Gambling is the act of betting something of value, such as money or possessions, on an uncertain event. It can be an exciting and rewarding hobby, but it can also become a dangerous addiction. There are several ways to identify a gambling problem, and you can seek help if you think you may have one.
A gambling problem is characterized by compulsive behavior that affects all areas of a person’s life. The behavior is driven by an inability to control urges and a desire for excitement. Symptoms can include frequent, uncontrollable urges to gamble, a loss of interest in other activities, and an inability to make responsible decisions. People with a gambling problem are often ashamed of their behavior and may hide it from friends and family members. They may also attempt to cope with their problems by drinking or taking drugs.
Many factors can contribute to a gambling problem, including genetics, environment, and personality. Research suggests that some people are predisposed to thrill-seeking behaviors and impulsivity due to biological differences in their brain reward systems. Other factors that can influence gambling behavior include the social and cultural context in which it takes place, as well as the underlying motivations for engaging in it.

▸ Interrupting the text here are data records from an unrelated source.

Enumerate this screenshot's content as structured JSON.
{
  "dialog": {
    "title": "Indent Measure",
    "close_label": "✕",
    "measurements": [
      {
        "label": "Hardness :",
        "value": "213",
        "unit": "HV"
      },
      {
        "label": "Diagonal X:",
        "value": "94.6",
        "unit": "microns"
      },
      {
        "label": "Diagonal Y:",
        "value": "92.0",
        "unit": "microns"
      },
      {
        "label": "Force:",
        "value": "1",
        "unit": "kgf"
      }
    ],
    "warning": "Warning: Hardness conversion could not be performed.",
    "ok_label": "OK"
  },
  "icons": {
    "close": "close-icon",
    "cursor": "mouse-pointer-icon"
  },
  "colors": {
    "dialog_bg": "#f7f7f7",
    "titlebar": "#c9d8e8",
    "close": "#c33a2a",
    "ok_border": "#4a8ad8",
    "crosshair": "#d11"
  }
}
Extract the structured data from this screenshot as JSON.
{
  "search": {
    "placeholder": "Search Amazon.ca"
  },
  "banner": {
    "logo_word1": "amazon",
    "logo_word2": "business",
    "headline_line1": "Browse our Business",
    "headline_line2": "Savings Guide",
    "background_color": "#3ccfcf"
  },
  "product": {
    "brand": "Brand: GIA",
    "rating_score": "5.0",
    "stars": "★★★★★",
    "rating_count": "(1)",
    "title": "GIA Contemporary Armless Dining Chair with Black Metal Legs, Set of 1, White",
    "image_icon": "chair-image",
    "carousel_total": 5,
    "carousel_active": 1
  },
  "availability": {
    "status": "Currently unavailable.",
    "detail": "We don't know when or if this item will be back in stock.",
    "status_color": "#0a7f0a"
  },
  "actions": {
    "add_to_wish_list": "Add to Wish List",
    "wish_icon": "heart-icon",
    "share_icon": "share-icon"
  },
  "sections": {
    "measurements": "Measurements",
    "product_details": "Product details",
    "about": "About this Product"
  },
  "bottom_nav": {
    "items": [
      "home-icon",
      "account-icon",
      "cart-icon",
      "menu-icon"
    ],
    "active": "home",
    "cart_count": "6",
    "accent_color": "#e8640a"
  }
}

Despite its negative aspects, gambling can have some positive social impacts. For example, it occupies idle individuals who would otherwise engage in criminal activities, such as robbery, burglary, and prostitution. It can also bring together community members through social events, such as charity casino nights and poker tournaments.
In addition to its inherent entertainment value, gambling can be used as a learning tool for students studying mathematics and statistics. It provides real-life examples of probability and risk management, allowing students to develop practical skills that they can apply in their everyday lives. The practice of gambling can also be used to teach social responsibility and financial literacy.
Gambling can be a great way to enjoy yourself and have some fun with friends, but it is important to stay within your budget and never chase your losses. It’s not a profitable form of entertainment, and you should only bet with money that you can afford to lose. It’s easy to get carried away when you’re at a casino, so be sure to set money and time limits for yourself before you begin playing.
If you have a problem with gambling, it’s important to reach out to your support network for help. If you don’t have any close friends or family who can support you, consider joining a group for people with similar issues like Gamblers Anonymous. This 12-step program is modeled after Alcoholics Anonymous, and it can be helpful to have someone with whom you can share your experiences. You can also find peer support online through gambling blogs and forums. If you need additional support, contact a local therapist or treatment facility.